Findora’s building the world’s next financial services infrastructure
Findora, a Stanford-based startup, is developing a blockchain-based common financial infrastructure it believes will solve many problems plaguing the current version, leadership team member John Powers said.
For 10 years Mr. Powers ran Stanford’s $25 billion endowment fund. That decade included 2008, an experience which is helping shape Findora.
“It gave me a unique lens on the
financial system and how we have to provide better solutions for end users,”
Mr. Powers said.
Following his time at Stanford, Mr.
Powers was working for Credit Suisse when he began to meet what would become Findora’s
founding team, many of whom are top researchers at Stanford. At the time he was
aware of blockchain technology, but Mr. Powers said his introduction was
through Bitcoin, which he was less impressed with as he doubted its ability to
serve as a replacement for fiat currency.
But once Mr. Powers separated
blockchain technology from Bitcoin, he became more excited as he saw its
possible applications in financial services. Financial services firms operate
what are essentially proprietary databases that are inefficient in the digital
economy. They tend to have bad interoperability, slower processing speeds, poor
throughput and are difficult to monitor for compliance and certification. Even
then the control rests with the owners of those inefficient databases and not
with the consumers generating the data.
“At its core blockchain and cryptographic technology focus on
translucency and performance,” Mr. Powers said. “We are trying to create
something that is universal and places the power in the end user rather than the
Findora’s vision is to develop a common infrastructure which
brings key benefits. A common ledger eliminates proprietary data silos which
are both costly and laborious to protect. That frees up capital to develop
better services and lower financing costs.
A single infrastructure will also foster entrepreneurism and
benefit people in need by lowering the barriers to entry into financial
services. That brings competition, better capital efficiency and reduced risk.

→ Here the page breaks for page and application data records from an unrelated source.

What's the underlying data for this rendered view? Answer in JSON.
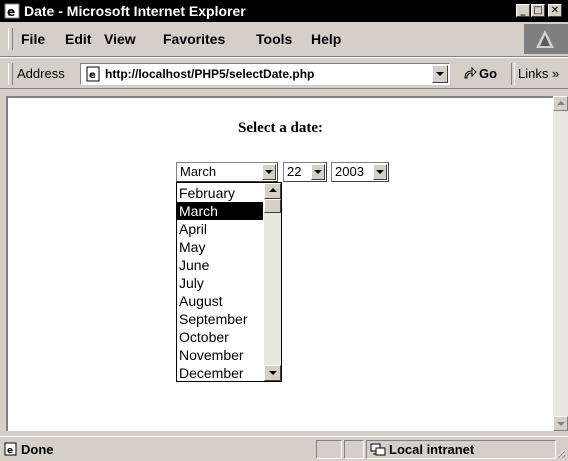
{
  "window": {
    "title": "Date - Microsoft Internet Explorer",
    "minimize_glyph": "_",
    "maximize_glyph": "□",
    "close_glyph": "✕"
  },
  "menu": {
    "items": [
      "File",
      "Edit",
      "View",
      "Favorites",
      "Tools",
      "Help"
    ]
  },
  "address_bar": {
    "label": "Address",
    "url": "http://localhost/PHP5/selectDate.php",
    "go_label": "Go",
    "links_label": "Links »"
  },
  "page": {
    "heading": "Select a date:",
    "month_select": {
      "value": "March",
      "options": [
        "February",
        "March",
        "April",
        "May",
        "June",
        "July",
        "August",
        "September",
        "October",
        "November",
        "December"
      ],
      "selected_index": 1
    },
    "day_select": {
      "value": "22"
    },
    "year_select": {
      "value": "2003"
    }
  },
  "status_bar": {
    "text": "Done",
    "zone": "Local intranet"
  }
}
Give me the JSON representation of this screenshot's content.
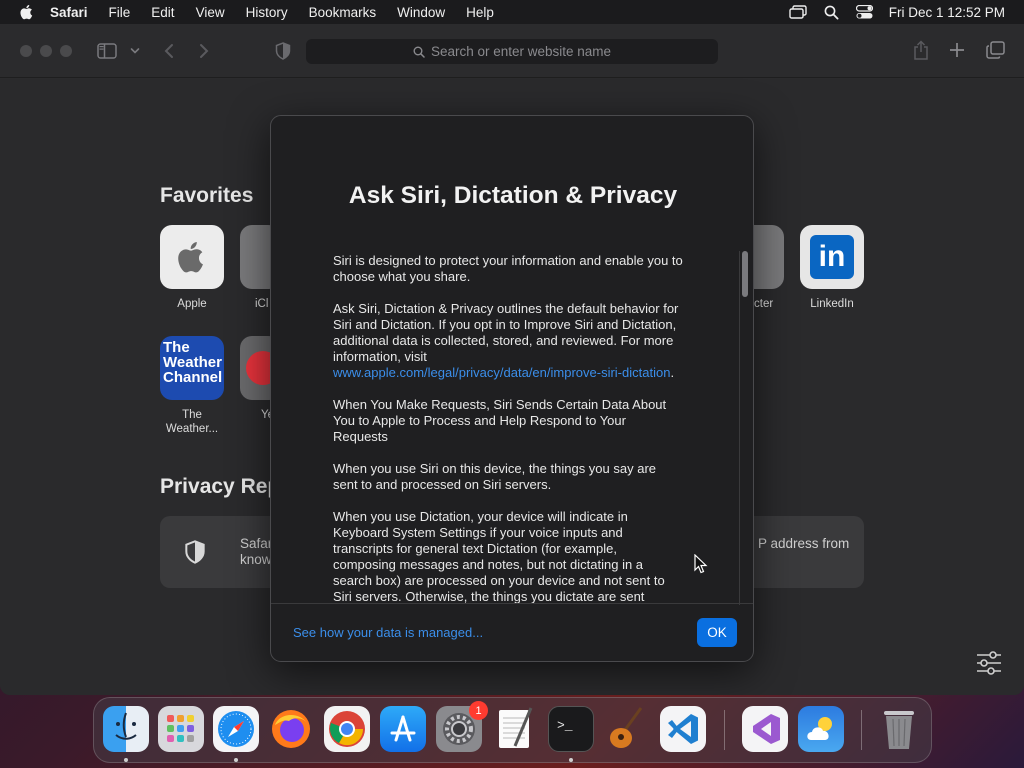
{
  "menubar": {
    "items": [
      "Safari",
      "File",
      "Edit",
      "View",
      "History",
      "Bookmarks",
      "Window",
      "Help"
    ],
    "clock": "Fri Dec 1  12:52 PM"
  },
  "toolbar": {
    "search_placeholder": "Search or enter website name"
  },
  "start_page": {
    "favorites_title": "Favorites",
    "favorites": [
      {
        "label": "Apple"
      },
      {
        "label": "iCl"
      },
      {
        "label": "cter"
      },
      {
        "label": "LinkedIn"
      },
      {
        "label": "The Weather..."
      },
      {
        "label": "Ye"
      }
    ],
    "weather_tile_text": [
      "The",
      "Weather",
      "Channel"
    ],
    "privacy_title": "Privacy Rep",
    "privacy_text_left": [
      "Safar",
      "know"
    ],
    "privacy_text_right": "P address from"
  },
  "modal": {
    "title": "Ask Siri, Dictation & Privacy",
    "paragraphs": [
      "Siri is designed to protect your information and enable you to choose what you share.",
      "Ask Siri, Dictation & Privacy outlines the default behavior for Siri and Dictation. If you opt in to Improve Siri and Dictation, additional data is collected, stored, and reviewed. For more information, visit",
      "www.apple.com/legal/privacy/data/en/improve-siri-dictation",
      "When You Make Requests, Siri Sends Certain Data About You to Apple to Process and Help Respond to Your Requests",
      "When you use Siri on this device, the things you say are sent to and processed on Siri servers.",
      "When you use Dictation, your device will indicate in Keyboard System Settings if your voice inputs and transcripts for general text Dictation (for example, composing messages and notes, but not dictating in a search box) are processed on your device and not sent to Siri servers. Otherwise, the things you dictate are sent"
    ],
    "footer_link": "See how your data is managed...",
    "ok_label": "OK"
  },
  "dock": {
    "badge_settings": "1",
    "apps": [
      "Finder",
      "Launchpad",
      "Safari",
      "Firefox",
      "Chrome",
      "App Store",
      "System Settings",
      "TextEdit",
      "Terminal",
      "GarageBand",
      "VS Code",
      "Visual Studio",
      "Weather",
      "Trash"
    ]
  },
  "colors": {
    "accent": "#0a6fe0",
    "link": "#3b8eea",
    "badge": "#ff3b30"
  }
}
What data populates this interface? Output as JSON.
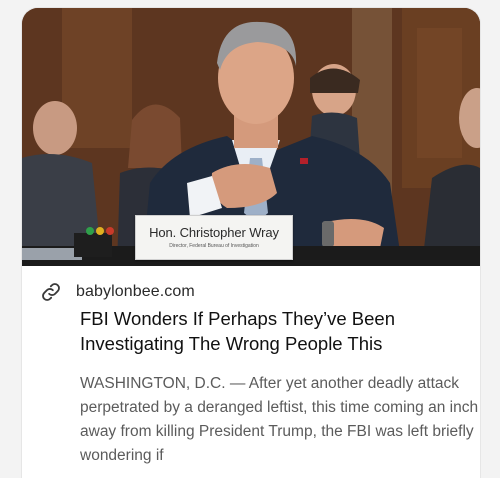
{
  "card": {
    "image": {
      "nameplate_name": "Hon. Christopher Wray",
      "nameplate_subtitle": "Director, Federal Bureau of Investigation"
    },
    "domain": "babylonbee.com",
    "link_icon": "link-icon",
    "headline": "FBI Wonders If Perhaps They’ve Been Investigating The Wrong People This",
    "excerpt": "WASHINGTON, D.C. — After yet another deadly attack perpetrated by a deranged leftist, this time coming an inch away from killing President Trump, the FBI was left briefly wondering if"
  },
  "colors": {
    "background": "#f3f3f3",
    "card": "#ffffff",
    "headline": "#111111",
    "excerpt": "#5b5b5b"
  }
}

A
common ledger fosters interoperability and allows users to manage, authenticate
and authorize direct transfers and asset transactions, a key step on the path
to a new global economic model prioritizing the end user.
“We believe we can act as a public platform in the middle that
mediates between two islands of proprietary (or not) blockchains and create a
Switzerland with appropriate revealed information that allows enterprises to operate
on their own while their information gains access,” Mr. Powers said.
The transfer of power begins with zero knowledge proofs, Mr.
Powers said. They are translucent and allow for regulatory oversight without
giving actual access which the end user may not want to provide. Some members of
Findora’s founding team are from the crypto labs at Stanford and they are
well-versed in zero knowledge proof applications, Mr. Powers said.
Peer-to-peer lenders are one group who benefit from zero knowledge
proofs, Mr. Powers said. They allow platforms to retain proprietary information
while also increasing their credibility and accountability.
“It provides that translucency by allowing regulators to come in
without knowing things about the business they shouldn’t know,” Mr. Powers
Findora has built upon zero knowledge proofs by introducing “Bulletproofs”,
Mr. Powers said. Designed by chief scientist Benedikt Bunz, Bulletproofs are
designed to increase throughput efficiency. Their cryptographic accelerator
will provide the high levels of throughput financial services firms require.
The Finsense consensus model supports the infrastructure and validators by
providing trusted validators with economic incentives to maintain integrity, a
crucial trait as transactions become more valuable once Findora scales.
“Then we don’t have to worry about the fox guarding the henhouse
and validators running off with wealth,” Mr. Powers said.
These measures, plus Findora’s base as a public domain service and
not private business, has it well-positioned to be a neutral broker and the
underlying platform for the Internet of Financial Services, Mr. Powers said.
Their technology is open source, and they hope entrepreneurs use it to develop
a broad range of applications that form the foundation for a transformation of
financial services as we know it. More trust, more creativity, more inclusion.
Establishment banks, known to be slow to change, will eventually
have to get on board as sentiment shifts, Mr. Powers believes. And as these new
applications prove their worth and the big banks respond in kind, regulators
(who are still learning the technology) will see a reduced burden.
While the developed world will see significant benefits from this shift, what will happen in emerging regions will truly be remarkable, Mr. Powers said. Just as mobile technology allowed regions to leapfrog the landline, blockchain technology will let many of those same places quickly go from no financial services infrastructure to a robust system.
By providing a harmonized infrastructure early in blockchain
technology’s development, Findora hopes to be a key contributor to the improved
financial wellness of people around the world, Mr. Powers concluded.
“We think we have a big vision that puts power in the hands of the
end user and fosters interoperability while preserving confidence. Ultimately
this will allow for an explosion in the delivery of financial services.”